DATA UNDER STUDY:
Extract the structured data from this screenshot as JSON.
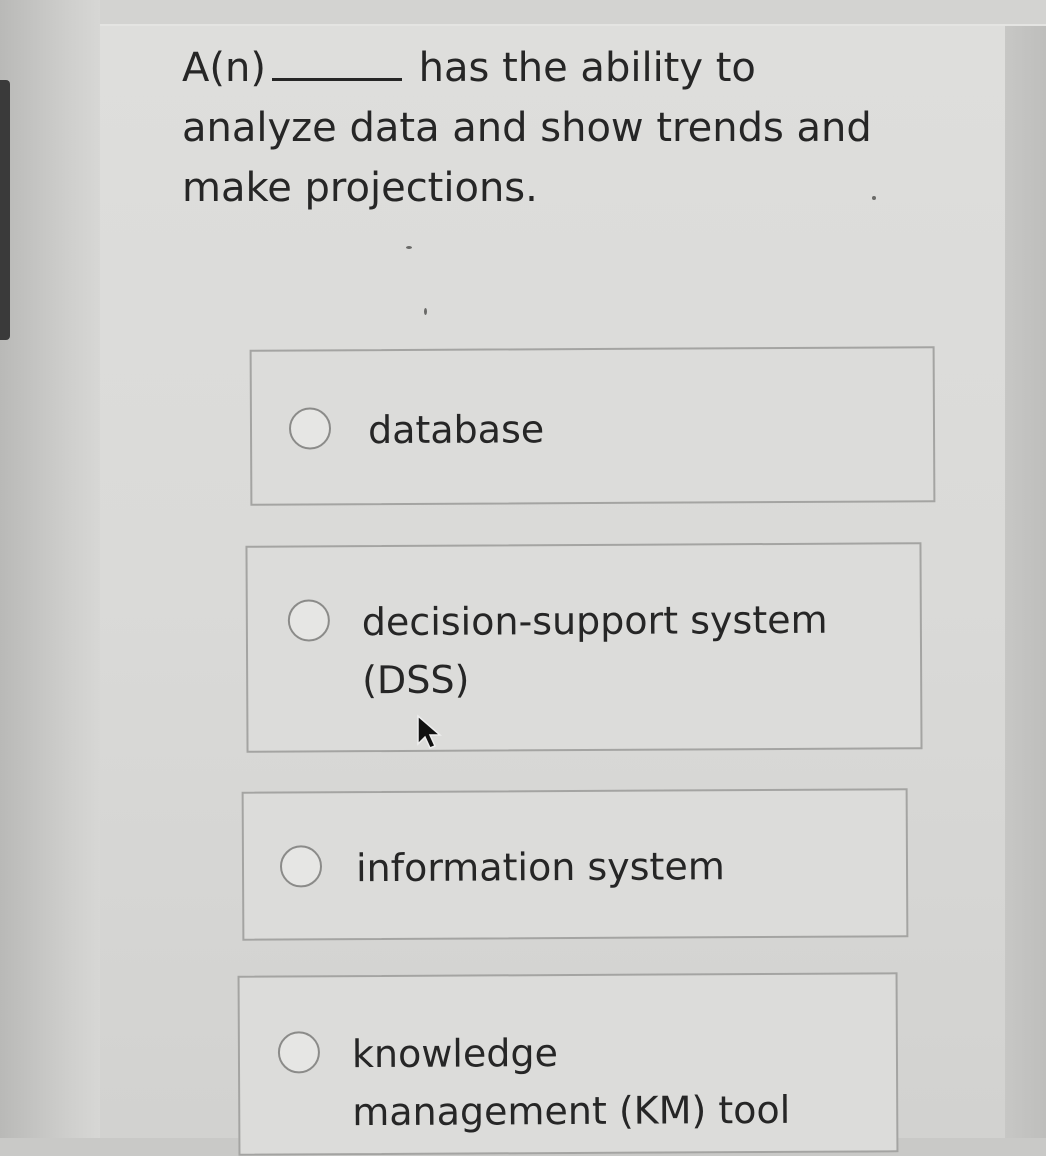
{
  "question": {
    "prefix": "A(n)",
    "suffix": "has the ability to analyze data and show trends and make projections."
  },
  "options": [
    {
      "label": "database",
      "selected": false
    },
    {
      "label": "decision-support system (DSS)",
      "selected": false
    },
    {
      "label": "information system",
      "selected": false
    },
    {
      "label": "knowledge management (KM) tool",
      "selected": false
    }
  ]
}
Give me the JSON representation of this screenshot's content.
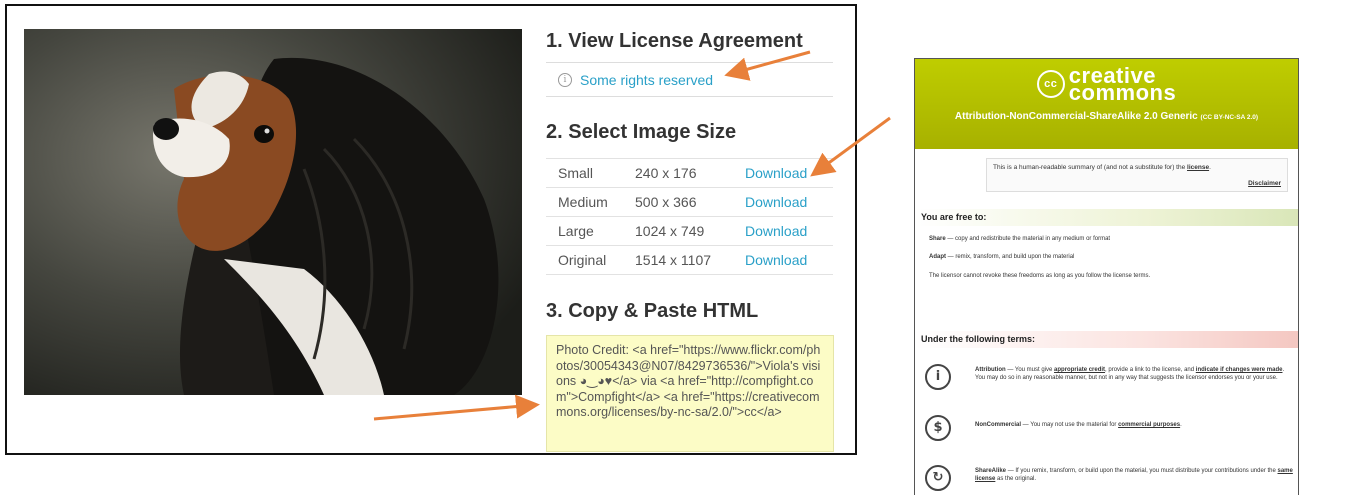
{
  "left": {
    "section1_title": "1. View License Agreement",
    "rights_link": "Some rights reserved",
    "section2_title": "2. Select Image Size",
    "sizes": [
      {
        "name": "Small",
        "dims": "240 x 176",
        "action": "Download"
      },
      {
        "name": "Medium",
        "dims": "500 x 366",
        "action": "Download"
      },
      {
        "name": "Large",
        "dims": "1024 x 749",
        "action": "Download"
      },
      {
        "name": "Original",
        "dims": "1514 x 1107",
        "action": "Download"
      }
    ],
    "section3_title": "3. Copy & Paste HTML",
    "html_code": "Photo Credit: <a href=\"https://www.flickr.com/photos/30054343@N07/8429736536/\">Viola's visions ◕‿◕♥</a> via <a href=\"http://compfight.com\">Compfight</a> <a href=\"https://creativecommons.org/licenses/by-nc-sa/2.0/\">cc</a>"
  },
  "right": {
    "logo_line1": "creative",
    "logo_line2": "commons",
    "logo_mark": "cc",
    "license_title": "Attribution-NonCommercial-ShareAlike 2.0 Generic",
    "license_code": "(CC BY-NC-SA 2.0)",
    "summary_text": "This is a human-readable summary of (and not a substitute for) the",
    "summary_link": "license",
    "disclaimer": "Disclaimer",
    "free_heading": "You are free to:",
    "share_label": "Share",
    "share_text": " — copy and redistribute the material in any medium or format",
    "adapt_label": "Adapt",
    "adapt_text": " — remix, transform, and build upon the material",
    "revoke_text": "The licensor cannot revoke these freedoms as long as you follow the license terms.",
    "terms_heading": "Under the following terms:",
    "attribution_label": "Attribution",
    "attribution_text1": " — You must give ",
    "attribution_link1": "appropriate credit",
    "attribution_text2": ", provide a link to the license, and ",
    "attribution_link2": "indicate if changes were made",
    "attribution_text3": ". You may do so in any reasonable manner, but not in any way that suggests the licensor endorses you or your use.",
    "noncommercial_label": "NonCommercial",
    "noncommercial_text": " — You may not use the material for ",
    "noncommercial_link": "commercial purposes",
    "noncommercial_end": ".",
    "sharealike_label": "ShareAlike",
    "sharealike_text": " — If you remix, transform, or build upon the material, you must distribute your contributions under the ",
    "sharealike_link": "same license",
    "sharealike_end": " as the original."
  },
  "colors": {
    "accent_link": "#2aa0c8",
    "arrow": "#e8803a",
    "cc_green": "#b3bf00",
    "code_bg": "#fcfcc6"
  },
  "icons": {
    "info": "info-icon",
    "attribution": "attribution-icon",
    "noncommercial": "noncommercial-icon",
    "sharealike": "sharealike-icon"
  }
}
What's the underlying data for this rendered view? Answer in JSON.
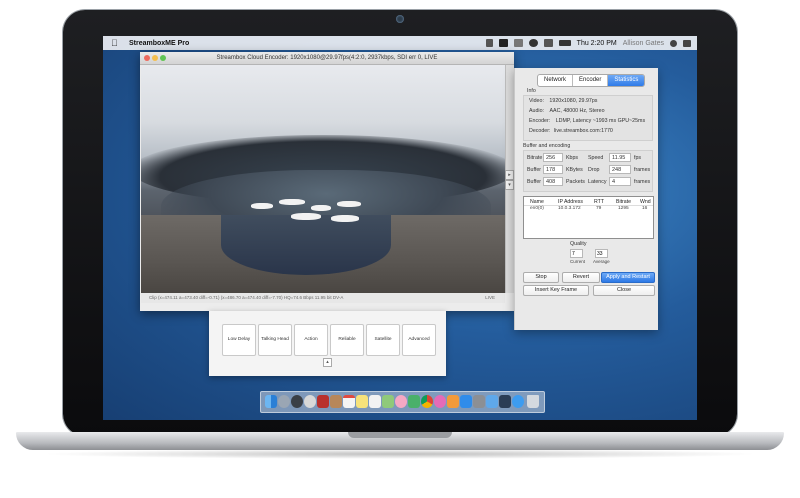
{
  "menubar": {
    "app_name": "StreamboxME Pro",
    "clock": "Thu 2:20 PM",
    "user": "Allison Gates"
  },
  "window": {
    "title": "Streambox Cloud Encoder: 1920x1080@29.97fps(4:2:0, 2937kbps, SDI err 0, LIVE",
    "status_left": "Clip (x=474.11 a=473.40 diff=-0.71) (x=486.70 a=474.40 diff=-7.70) HQ=74.6 Bbps 11.95 bit DV-A",
    "status_right": "LIVE"
  },
  "panel": {
    "tabs": [
      "Network",
      "Encoder",
      "Statistics"
    ],
    "active_tab": "Statistics",
    "info_title": "Info",
    "info": [
      {
        "label": "Video:",
        "value": "1920x1080,  29.97ps"
      },
      {
        "label": "Audio:",
        "value": "AAC, 48000 Hz, Stereo"
      },
      {
        "label": "Encoder:",
        "value": "LDMP, Latency ~1993 ms GPU~25ms"
      },
      {
        "label": "Decoder:",
        "value": "live.streambox.com:1770"
      }
    ],
    "buffer_title": "Buffer and encoding",
    "rows": [
      {
        "label": "Bitrate",
        "value": "256",
        "unit": "Kbps",
        "label2": "Speed",
        "value2": "11.95",
        "unit2": "fps"
      },
      {
        "label": "Buffer",
        "value": "178",
        "unit": "KBytes",
        "label2": "Drop",
        "value2": "248",
        "unit2": "frames"
      },
      {
        "label": "Buffer",
        "value": "408",
        "unit": "Packets",
        "label2": "Latency",
        "value2": "4",
        "unit2": "frames"
      }
    ],
    "table": {
      "columns": [
        "Name",
        "IP Address",
        "RTT",
        "Bitrate",
        "Wnd"
      ],
      "rows": [
        [
          "en0(0)",
          "10.0.3.172",
          "79",
          "1295",
          "16"
        ]
      ]
    },
    "quality_title": "Quality",
    "quality_current": "7",
    "quality_current_label": "Current",
    "quality_average": "33",
    "quality_average_label": "Average",
    "buttons": {
      "stop": "Stop",
      "revert": "Revert",
      "apply": "Apply and Restart",
      "key_frame": "Insert Key Frame",
      "close": "Close"
    }
  },
  "presets": [
    "Low Delay",
    "Talking Head",
    "Action",
    "Reliable",
    "Satellite",
    "Advanced"
  ],
  "colors": {
    "accent": "#2f7be8",
    "desktop": "#245c9c"
  },
  "dock_icons": [
    "finder-icon",
    "launchpad-icon",
    "quicktime-icon",
    "compass-icon",
    "photo-booth-icon",
    "contacts-icon",
    "calendar-icon",
    "notes-icon",
    "reminders-icon",
    "maps-icon",
    "photos-icon",
    "messages-icon",
    "chrome-icon",
    "itunes-icon",
    "ibooks-icon",
    "app-store-icon",
    "system-preferences-icon",
    "mail-icon",
    "streambox-icon",
    "safari-icon",
    "trash-icon"
  ]
}
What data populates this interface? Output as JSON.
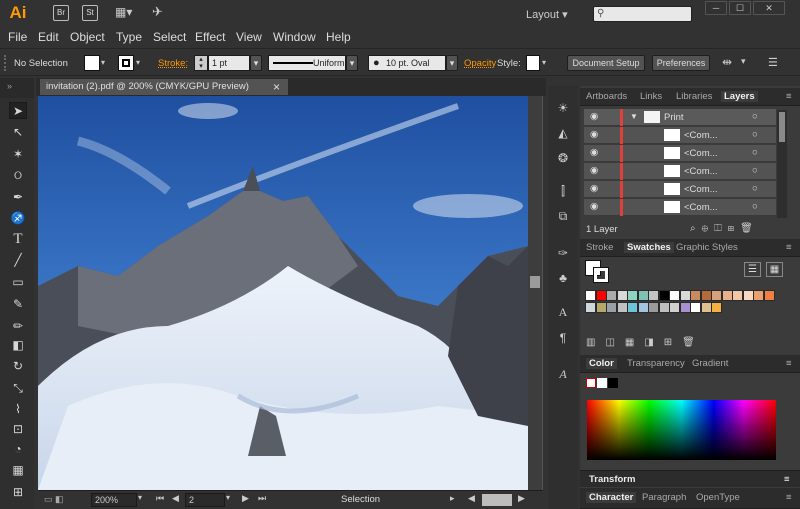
{
  "app": {
    "logo": "Ai",
    "br_icon": "Br",
    "st_icon": "St",
    "layout_label": "Layout",
    "search_placeholder": "",
    "window_buttons": [
      "─",
      "☐",
      "✕"
    ]
  },
  "menu": [
    "File",
    "Edit",
    "Object",
    "Type",
    "Select",
    "Effect",
    "View",
    "Window",
    "Help"
  ],
  "control": {
    "selection": "No Selection",
    "stroke_label": "Stroke:",
    "stroke_value": "1 pt",
    "profile": "Uniform",
    "brush": "10 pt. Oval",
    "opacity_label": "Opacity",
    "style_label": "Style:",
    "doc_setup": "Document Setup",
    "preferences": "Preferences"
  },
  "document": {
    "tab_title": "invitation (2).pdf @ 200% (CMYK/GPU Preview)",
    "close": "×"
  },
  "status": {
    "zoom": "200%",
    "page": "2",
    "mode": "Selection"
  },
  "layers_panel": {
    "tabs": [
      "Artboards",
      "Links",
      "Libraries",
      "Layers"
    ],
    "layers": [
      {
        "name": "Print"
      },
      {
        "name": "<Com..."
      },
      {
        "name": "<Com..."
      },
      {
        "name": "<Com..."
      },
      {
        "name": "<Com..."
      },
      {
        "name": "<Com..."
      }
    ],
    "count": "1 Layer"
  },
  "swatches_panel": {
    "tabs": [
      "Stroke",
      "Swatches",
      "Graphic Styles"
    ]
  },
  "color_panel": {
    "tabs": [
      "Color",
      "Transparency",
      "Gradient"
    ]
  },
  "transform_panel": {
    "title": "Transform"
  },
  "character_panel": {
    "tabs": [
      "Character",
      "Paragraph",
      "OpenType"
    ]
  },
  "colors": {
    "accent": "#ff9a00",
    "panel": "#3b3b3b",
    "layer_color": "#e0403a"
  },
  "swatch_row1": [
    "#ffffff",
    "#ff0000",
    "#aaaaaa",
    "#d9d9d9",
    "#8fd3c1",
    "#7ec2b5",
    "#c4c4c4",
    "#000000",
    "#ffffff",
    "#d9d9d9",
    "#c98a5f",
    "#b46a3a",
    "#d6a17c",
    "#e6b08c",
    "#f0c8a8",
    "#f6d9c0",
    "#e8a070",
    "#f07f45"
  ],
  "swatch_row2": [
    "#cfd8e0",
    "#b7a86a",
    "#9aa0a8",
    "#c2c2c2",
    "#6ec4d8",
    "#a3c4e0",
    "#9b9b9b",
    "#bfbfbf",
    "#d0d0d0",
    "#a88fd0",
    "#ffffff",
    "#e0c090",
    "#f4b040"
  ]
}
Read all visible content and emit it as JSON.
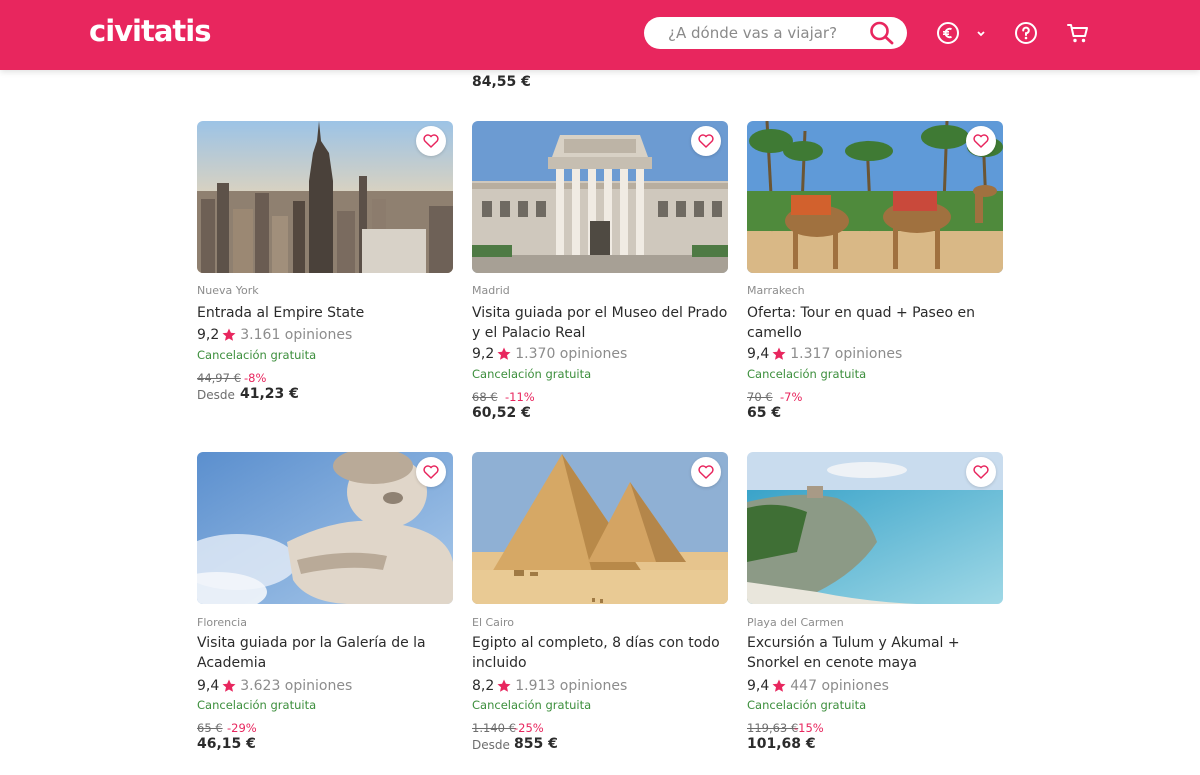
{
  "brand": {
    "name": "civitatis",
    "color": "#e8265e"
  },
  "header": {
    "search_placeholder": "¿A dónde vas a viajar?",
    "icons": [
      "euro-icon",
      "chevron-down-icon",
      "help-icon",
      "cart-icon"
    ]
  },
  "partial_row": {
    "price": "84,55 €"
  },
  "cards": [
    {
      "city": "Nueva York",
      "title": "Entrada al Empire State",
      "score": "9,2",
      "opinions": "3.161 opiniones",
      "free": "Cancelación gratuita",
      "old_price": "44,97 €",
      "discount": "-8%",
      "desde": "Desde",
      "price": "41,23 €"
    },
    {
      "city": "Madrid",
      "title": "Visita guiada por el Museo del Prado y el Palacio Real",
      "score": "9,2",
      "opinions": "1.370 opiniones",
      "free": "Cancelación gratuita",
      "old_price": "68 €",
      "discount": "-11%",
      "desde": "",
      "price": "60,52 €"
    },
    {
      "city": "Marrakech",
      "title": "Oferta: Tour en quad + Paseo en camello",
      "score": "9,4",
      "opinions": "1.317 opiniones",
      "free": "Cancelación gratuita",
      "old_price": "70 €",
      "discount": "-7%",
      "desde": "",
      "price": "65 €"
    },
    {
      "city": "Florencia",
      "title": "Visita guiada por la Galería de la Academia",
      "score": "9,4",
      "opinions": "3.623 opiniones",
      "free": "Cancelación gratuita",
      "old_price": "65 €",
      "discount": "-29%",
      "desde": "",
      "price": "46,15 €"
    },
    {
      "city": "El Cairo",
      "title": "Egipto al completo, 8 días con todo incluido",
      "score": "8,2",
      "opinions": "1.913 opiniones",
      "free": "Cancelación gratuita",
      "old_price": "1.140 €",
      "discount": "-25%",
      "desde": "Desde",
      "price": "855 €"
    },
    {
      "city": "Playa del Carmen",
      "title": "Excursión a Tulum y Akumal + Snorkel en cenote maya",
      "score": "9,4",
      "opinions": "447 opiniones",
      "free": "Cancelación gratuita",
      "old_price": "119,63 €",
      "discount": "-15%",
      "desde": "",
      "price": "101,68 €"
    }
  ]
}
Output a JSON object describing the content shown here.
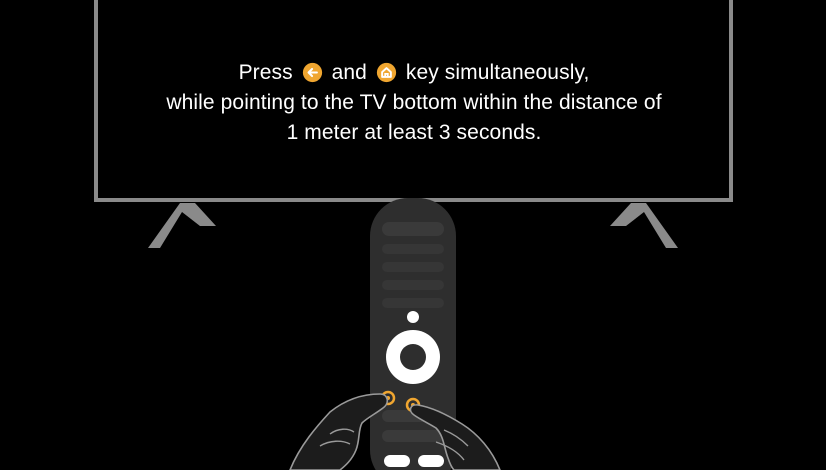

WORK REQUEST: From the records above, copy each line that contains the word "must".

ANSWER TO THIS EXERCISE:
    "attribution_text1": " — You must give ",
    "sharealike_text": " — If you remix, transform, or build upon the material, you must distribute your contributions under the ",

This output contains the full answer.